The topics we will cover:
- What is CAPEX in Real Estate?
- What is included in CAPEX?
- How do I calculate Capital Expenditures?
- Is there a simple way to work out how much capital expenditures will be?
- Should I include CAPEX when assessing my next rental property investment?
These questions represent frequently asked questions about CAPEX in Real Estate.
Over time, I will add more questions and answers.
I invite you to leave comments and questions below. I will 100% find the best answers for you. I will respond to each question one at a time.
CAPEX, or Capital Expenditures, is the money used to improve a property beyond the day to day repairs and maintenance common in real estate.
Repairing a leaking toilet IS NOT a Capital Expenditure.
Replacing the roof of the house IS a Capital Expenditure.
We highlight some more examples below.
Some of the items that are included in Real Estate Capital Expenditures are, but not limited too:
- Roof replacement
- Window replacement
- Siding Replacement
- Purchase of new appliances
- Replacement of flooring inside a rental property
Notice these are typically replacement, not repair. Repairing a window or siding generally falls into the category of Repairs and Maintenance.
Repairs and maintenance are costs incurred for routine upkeep of your property. For example, if you have to replace the kitchen faucet, this would be considered a repair or maintenance charge.
Capital Expenditures, also known as capital Improvements, are things that increase your property beyond that original state when you bought it.

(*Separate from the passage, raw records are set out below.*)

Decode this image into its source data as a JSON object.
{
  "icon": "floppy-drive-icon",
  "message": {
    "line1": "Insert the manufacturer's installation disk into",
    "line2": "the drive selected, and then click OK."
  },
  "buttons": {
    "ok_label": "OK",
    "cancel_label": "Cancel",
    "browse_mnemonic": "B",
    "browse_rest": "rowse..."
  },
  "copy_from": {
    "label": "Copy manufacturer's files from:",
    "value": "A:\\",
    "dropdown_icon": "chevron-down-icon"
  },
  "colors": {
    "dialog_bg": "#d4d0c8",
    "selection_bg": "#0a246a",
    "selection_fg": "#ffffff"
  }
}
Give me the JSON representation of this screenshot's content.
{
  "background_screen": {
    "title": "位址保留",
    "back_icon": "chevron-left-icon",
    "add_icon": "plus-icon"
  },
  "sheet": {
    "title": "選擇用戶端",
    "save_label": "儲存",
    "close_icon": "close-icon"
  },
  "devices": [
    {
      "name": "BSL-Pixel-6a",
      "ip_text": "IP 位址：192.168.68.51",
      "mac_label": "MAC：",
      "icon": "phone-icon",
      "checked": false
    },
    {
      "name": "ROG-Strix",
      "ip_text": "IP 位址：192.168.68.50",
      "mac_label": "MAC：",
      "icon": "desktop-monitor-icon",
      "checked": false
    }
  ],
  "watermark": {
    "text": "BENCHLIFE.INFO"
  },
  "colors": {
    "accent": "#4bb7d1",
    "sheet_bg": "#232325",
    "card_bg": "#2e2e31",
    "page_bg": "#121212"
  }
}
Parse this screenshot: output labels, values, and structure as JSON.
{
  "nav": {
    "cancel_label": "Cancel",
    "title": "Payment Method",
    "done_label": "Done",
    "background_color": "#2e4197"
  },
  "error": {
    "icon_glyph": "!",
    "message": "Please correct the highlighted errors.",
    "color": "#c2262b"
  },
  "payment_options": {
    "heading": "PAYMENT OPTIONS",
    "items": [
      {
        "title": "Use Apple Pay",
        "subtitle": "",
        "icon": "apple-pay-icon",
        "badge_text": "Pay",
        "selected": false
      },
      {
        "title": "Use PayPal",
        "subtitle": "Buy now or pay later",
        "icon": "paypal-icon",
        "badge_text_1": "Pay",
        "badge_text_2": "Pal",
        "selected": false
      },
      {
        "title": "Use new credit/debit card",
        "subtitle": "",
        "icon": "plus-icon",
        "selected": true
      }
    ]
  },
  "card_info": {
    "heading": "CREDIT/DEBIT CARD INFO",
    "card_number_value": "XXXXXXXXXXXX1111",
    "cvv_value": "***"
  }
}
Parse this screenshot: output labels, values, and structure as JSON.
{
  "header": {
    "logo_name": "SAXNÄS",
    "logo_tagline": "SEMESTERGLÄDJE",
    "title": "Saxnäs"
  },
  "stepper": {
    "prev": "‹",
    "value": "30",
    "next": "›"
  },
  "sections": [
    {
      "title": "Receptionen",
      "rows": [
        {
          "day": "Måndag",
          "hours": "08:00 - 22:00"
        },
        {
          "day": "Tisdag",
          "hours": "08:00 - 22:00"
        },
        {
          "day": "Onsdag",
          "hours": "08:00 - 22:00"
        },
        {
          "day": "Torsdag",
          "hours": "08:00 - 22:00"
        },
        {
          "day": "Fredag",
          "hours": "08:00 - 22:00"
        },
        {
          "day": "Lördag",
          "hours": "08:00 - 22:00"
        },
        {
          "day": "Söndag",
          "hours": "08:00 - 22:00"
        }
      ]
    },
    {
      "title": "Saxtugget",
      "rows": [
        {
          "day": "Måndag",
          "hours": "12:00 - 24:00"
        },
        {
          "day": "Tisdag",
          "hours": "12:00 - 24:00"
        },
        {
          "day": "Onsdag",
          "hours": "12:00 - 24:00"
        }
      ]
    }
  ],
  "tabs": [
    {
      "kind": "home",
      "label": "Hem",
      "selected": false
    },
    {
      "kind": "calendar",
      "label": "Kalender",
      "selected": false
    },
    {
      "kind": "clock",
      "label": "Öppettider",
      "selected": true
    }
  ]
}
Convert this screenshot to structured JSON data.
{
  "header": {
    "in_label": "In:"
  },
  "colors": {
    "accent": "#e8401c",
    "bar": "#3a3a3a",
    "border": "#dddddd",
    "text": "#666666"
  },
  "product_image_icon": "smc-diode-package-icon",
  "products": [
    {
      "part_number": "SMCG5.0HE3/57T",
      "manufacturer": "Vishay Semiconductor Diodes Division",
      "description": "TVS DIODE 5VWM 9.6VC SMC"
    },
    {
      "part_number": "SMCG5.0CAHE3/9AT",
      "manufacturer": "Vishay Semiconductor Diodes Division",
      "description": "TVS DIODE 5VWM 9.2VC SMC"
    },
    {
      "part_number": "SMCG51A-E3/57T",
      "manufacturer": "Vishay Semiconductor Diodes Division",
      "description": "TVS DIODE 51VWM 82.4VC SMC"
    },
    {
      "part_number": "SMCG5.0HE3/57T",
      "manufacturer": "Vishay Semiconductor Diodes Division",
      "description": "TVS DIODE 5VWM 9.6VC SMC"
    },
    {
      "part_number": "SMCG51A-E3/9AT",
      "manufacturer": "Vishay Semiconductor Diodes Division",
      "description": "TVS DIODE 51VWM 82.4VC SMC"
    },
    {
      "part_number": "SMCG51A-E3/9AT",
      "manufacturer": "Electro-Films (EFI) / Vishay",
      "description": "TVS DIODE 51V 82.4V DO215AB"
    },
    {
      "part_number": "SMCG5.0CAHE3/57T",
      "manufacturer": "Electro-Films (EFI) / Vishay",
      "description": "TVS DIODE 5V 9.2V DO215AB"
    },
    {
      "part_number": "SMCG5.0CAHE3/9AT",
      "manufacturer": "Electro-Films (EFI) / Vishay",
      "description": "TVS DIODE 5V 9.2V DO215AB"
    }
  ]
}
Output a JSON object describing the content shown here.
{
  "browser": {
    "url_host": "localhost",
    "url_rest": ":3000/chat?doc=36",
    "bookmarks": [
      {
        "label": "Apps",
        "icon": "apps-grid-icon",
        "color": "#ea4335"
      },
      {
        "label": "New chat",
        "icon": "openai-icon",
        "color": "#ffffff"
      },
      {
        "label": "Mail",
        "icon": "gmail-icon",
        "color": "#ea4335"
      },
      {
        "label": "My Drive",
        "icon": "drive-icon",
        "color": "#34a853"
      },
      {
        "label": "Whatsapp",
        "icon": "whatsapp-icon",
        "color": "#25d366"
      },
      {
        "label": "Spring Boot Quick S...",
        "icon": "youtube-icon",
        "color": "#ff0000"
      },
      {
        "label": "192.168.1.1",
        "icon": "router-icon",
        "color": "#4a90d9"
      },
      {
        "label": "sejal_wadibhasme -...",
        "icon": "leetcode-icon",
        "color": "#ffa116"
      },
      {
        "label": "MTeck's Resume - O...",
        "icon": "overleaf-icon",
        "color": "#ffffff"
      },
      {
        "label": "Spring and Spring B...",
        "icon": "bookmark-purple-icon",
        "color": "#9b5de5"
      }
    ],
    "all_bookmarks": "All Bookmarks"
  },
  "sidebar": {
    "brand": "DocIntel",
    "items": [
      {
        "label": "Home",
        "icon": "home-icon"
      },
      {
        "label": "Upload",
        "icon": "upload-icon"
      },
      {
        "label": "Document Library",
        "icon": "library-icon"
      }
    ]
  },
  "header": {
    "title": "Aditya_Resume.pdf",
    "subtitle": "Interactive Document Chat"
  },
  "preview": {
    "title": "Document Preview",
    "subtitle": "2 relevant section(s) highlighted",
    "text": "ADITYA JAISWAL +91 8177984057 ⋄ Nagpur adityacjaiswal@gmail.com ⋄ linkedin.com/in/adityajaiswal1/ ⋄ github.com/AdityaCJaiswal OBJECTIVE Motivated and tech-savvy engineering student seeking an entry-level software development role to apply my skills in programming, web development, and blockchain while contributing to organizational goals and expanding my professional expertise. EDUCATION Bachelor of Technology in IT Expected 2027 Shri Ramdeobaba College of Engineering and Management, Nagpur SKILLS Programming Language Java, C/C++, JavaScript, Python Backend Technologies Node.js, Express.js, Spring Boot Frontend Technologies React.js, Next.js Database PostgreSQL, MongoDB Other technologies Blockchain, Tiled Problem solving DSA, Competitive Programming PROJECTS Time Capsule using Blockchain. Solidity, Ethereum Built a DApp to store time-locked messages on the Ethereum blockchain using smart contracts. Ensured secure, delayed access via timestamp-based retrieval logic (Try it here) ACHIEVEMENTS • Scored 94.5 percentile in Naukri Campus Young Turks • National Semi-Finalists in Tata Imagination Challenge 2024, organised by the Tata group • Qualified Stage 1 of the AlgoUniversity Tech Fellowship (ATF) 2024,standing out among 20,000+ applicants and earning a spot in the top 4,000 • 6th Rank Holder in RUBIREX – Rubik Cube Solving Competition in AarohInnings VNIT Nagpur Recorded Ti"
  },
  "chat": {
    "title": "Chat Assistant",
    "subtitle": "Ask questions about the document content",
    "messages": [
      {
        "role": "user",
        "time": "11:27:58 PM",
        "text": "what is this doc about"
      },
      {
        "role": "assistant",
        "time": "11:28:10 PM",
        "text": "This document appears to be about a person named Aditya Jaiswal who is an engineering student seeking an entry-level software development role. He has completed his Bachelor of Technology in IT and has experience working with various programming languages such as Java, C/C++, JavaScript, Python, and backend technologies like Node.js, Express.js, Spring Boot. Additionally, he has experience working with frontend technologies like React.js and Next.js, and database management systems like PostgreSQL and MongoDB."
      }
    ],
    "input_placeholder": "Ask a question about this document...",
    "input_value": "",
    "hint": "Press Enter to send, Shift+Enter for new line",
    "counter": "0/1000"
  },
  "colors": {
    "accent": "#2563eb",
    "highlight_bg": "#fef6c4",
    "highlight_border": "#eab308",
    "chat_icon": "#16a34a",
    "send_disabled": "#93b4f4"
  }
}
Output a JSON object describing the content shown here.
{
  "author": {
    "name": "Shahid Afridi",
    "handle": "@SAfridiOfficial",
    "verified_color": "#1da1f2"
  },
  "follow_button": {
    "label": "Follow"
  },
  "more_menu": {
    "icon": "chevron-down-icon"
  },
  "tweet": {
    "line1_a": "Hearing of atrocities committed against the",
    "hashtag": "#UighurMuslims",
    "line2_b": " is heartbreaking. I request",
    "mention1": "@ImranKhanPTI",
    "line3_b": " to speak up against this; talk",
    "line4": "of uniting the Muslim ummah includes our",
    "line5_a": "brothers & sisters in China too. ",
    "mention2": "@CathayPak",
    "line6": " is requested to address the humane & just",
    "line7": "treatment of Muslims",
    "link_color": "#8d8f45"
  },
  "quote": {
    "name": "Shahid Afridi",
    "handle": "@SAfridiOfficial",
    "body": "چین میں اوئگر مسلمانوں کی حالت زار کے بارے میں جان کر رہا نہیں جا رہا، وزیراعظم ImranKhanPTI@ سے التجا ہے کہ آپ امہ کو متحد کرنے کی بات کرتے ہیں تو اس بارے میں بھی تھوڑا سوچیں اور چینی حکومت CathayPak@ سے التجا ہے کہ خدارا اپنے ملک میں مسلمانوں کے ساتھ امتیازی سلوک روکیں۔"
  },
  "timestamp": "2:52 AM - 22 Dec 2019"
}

For example, let’s say you bought a rental property with a 20 years old roof. After 10 years, the roof started leaking. It was decided that you had to replace the roof entirely. This expense would be a capital expenditure.
They are treated differently in how you can write them off.
Is there a simple way to work out how much capital expenditures will be?
YES. You should include CAPEX when assessing your next rental property investment.
You should absolutely include capital expenditures for every real estate investment you do. As the name suggests, it is an expense. It is something you will have to pay for eventually. If you ignore it, you will not have a true accounting of what your return will be.
In the worst-case scenario, it could lead you to have an uninhabitable property. This is no longer an asset but a huge liability.
SO MANY INVESTORS CHOOSE TO IGNORE CAPITAL EXPENDITURES BUT I 100% AFFECTS YOUR INVESTMENT RETURN.
There is a clearly defined way to come up with a multiplier you can use across your properties. I am sure it is well documented in Bigger Pockets, but I am still repeatedly coming across investors, new and seasoned, who leave out of their calculations. Theirs is not a definitive guide. Please add more. If nothing else, I want you all to know: 100% understand you can not ignore CAPEX!!! It would be best if you spent a little time understanding how much various items cost, such as:
- roof replacement
- water heater
- furnace replacement
- AC replacement
- gutter replacement
Among other things. Take these numbers, and the industry standard for the expected life of said items cost them in against purchase price of property rent, etc.– and SHAZAAM!!!! You have a number for your CAPEX. It may not be exact, but hell– it’s a million ties better than ignoring it. If you ignore it, you will run the chance of failing in your real estate business. Now more than ever, with a potential changing of the tides… That said– what do you see happening in the greater real estate cycle over the coming days, weeks, months, and years?
Find a house for us to buy, and when we close, we give you $1000 CASH.